**WORK TO COMPLETE:**
Check every line below for the string "stars". Copy the ones that have it.
◆ ◆ ◆ ◆ ◆
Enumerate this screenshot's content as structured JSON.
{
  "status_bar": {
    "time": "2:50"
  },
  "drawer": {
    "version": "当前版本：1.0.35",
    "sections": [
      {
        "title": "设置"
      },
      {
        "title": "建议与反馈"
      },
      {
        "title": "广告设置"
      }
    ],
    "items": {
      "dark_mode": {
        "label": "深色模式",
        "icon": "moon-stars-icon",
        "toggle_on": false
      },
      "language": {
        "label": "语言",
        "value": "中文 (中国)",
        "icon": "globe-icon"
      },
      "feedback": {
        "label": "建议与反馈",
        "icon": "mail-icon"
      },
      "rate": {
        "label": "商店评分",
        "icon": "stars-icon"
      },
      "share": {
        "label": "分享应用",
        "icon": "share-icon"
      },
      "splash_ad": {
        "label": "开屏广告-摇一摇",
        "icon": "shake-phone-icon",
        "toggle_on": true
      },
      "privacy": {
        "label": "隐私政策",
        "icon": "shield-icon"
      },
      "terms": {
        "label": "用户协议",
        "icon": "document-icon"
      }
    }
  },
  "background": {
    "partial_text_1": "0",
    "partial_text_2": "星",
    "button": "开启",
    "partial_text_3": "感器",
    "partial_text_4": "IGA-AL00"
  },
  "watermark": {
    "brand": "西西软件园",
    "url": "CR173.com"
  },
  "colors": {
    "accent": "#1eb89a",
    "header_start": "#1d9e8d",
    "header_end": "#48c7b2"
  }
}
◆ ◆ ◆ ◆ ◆
**RESULT OF THE TASK:**
        "icon": "moon-stars-icon",
        "icon": "stars-icon"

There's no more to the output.